Work request -> Every line in the records below with the string "selesai" needs to be copied out.
[Data shown — start]
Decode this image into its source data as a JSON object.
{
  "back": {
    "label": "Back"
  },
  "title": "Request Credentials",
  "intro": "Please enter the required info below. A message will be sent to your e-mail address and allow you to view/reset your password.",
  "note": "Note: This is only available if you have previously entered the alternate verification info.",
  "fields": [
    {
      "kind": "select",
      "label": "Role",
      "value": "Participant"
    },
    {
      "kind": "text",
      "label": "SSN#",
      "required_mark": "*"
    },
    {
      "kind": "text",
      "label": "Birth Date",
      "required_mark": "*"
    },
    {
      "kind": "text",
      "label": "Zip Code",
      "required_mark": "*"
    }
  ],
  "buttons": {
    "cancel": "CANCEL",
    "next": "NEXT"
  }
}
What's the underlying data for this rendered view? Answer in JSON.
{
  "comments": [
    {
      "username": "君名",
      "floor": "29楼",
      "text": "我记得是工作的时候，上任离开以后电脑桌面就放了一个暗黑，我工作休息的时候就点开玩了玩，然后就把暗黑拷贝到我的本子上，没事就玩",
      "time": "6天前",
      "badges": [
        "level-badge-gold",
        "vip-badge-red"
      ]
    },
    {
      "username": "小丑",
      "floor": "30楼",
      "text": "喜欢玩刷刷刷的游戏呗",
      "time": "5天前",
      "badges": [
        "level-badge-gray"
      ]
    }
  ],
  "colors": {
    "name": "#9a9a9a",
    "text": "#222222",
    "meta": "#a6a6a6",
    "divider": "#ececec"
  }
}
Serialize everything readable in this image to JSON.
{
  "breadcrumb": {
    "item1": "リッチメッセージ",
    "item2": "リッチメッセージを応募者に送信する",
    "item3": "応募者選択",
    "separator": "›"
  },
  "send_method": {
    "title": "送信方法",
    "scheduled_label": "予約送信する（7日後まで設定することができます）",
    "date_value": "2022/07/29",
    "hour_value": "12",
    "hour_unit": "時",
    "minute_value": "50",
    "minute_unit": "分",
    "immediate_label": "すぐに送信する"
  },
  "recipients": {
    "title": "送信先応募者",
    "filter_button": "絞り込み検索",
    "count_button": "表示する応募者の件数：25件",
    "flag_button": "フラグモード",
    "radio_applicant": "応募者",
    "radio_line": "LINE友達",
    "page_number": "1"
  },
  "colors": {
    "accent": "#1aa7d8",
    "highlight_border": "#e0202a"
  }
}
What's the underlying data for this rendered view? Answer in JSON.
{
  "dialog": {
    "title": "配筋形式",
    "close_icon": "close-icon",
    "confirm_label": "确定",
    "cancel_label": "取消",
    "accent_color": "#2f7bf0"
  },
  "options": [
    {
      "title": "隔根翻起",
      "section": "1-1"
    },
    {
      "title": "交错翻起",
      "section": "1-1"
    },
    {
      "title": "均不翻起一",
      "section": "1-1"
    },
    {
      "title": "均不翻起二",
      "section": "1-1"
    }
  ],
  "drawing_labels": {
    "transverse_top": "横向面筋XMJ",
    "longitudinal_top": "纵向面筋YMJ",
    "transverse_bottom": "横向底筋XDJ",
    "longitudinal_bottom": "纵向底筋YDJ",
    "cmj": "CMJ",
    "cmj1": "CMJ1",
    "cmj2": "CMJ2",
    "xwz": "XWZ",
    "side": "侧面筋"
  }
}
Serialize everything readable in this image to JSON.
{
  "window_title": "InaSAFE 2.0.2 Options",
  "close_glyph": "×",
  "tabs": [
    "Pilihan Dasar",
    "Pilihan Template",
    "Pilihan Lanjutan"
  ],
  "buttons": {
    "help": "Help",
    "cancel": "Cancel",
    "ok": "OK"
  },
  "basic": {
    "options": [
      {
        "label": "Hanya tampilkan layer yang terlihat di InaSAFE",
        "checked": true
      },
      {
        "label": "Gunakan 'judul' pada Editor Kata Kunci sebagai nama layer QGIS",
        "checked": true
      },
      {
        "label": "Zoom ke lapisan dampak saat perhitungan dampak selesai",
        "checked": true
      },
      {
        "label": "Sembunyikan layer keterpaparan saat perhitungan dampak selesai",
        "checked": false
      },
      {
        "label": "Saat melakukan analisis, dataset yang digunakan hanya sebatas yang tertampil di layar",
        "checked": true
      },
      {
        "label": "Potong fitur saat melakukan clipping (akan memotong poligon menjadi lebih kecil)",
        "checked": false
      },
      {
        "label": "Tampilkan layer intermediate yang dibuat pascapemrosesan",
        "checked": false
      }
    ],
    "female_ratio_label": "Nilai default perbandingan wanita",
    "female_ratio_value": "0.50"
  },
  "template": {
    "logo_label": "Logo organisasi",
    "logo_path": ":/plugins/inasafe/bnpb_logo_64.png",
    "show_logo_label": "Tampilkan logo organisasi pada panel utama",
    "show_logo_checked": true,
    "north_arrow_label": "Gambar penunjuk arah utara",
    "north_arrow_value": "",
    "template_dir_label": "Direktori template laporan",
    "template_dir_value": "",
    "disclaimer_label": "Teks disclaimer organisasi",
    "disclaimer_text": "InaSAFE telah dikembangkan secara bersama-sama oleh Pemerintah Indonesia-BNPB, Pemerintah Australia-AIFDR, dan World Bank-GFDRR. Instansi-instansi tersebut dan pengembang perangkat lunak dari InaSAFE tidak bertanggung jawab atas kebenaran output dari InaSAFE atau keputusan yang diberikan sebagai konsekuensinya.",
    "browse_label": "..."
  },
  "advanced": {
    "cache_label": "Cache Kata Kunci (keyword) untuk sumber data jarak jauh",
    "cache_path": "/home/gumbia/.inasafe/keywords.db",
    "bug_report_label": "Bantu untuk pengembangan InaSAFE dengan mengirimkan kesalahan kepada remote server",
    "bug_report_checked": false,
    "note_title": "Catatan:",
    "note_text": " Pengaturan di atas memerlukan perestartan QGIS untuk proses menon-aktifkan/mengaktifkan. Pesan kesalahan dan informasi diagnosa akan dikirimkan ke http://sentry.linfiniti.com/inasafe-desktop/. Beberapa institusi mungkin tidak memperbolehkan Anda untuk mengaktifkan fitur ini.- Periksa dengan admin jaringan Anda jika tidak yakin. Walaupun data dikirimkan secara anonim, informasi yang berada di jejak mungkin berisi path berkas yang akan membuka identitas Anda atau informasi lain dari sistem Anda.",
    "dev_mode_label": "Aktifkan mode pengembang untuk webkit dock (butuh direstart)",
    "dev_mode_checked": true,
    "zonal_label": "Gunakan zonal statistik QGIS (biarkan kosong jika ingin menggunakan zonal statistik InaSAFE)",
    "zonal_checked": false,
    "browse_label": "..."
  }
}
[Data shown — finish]
Finished task ->
        "label": "Zoom ke lapisan dampak saat perhitungan dampak selesai",
        "label": "Sembunyikan layer keterpaparan saat perhitungan dampak selesai",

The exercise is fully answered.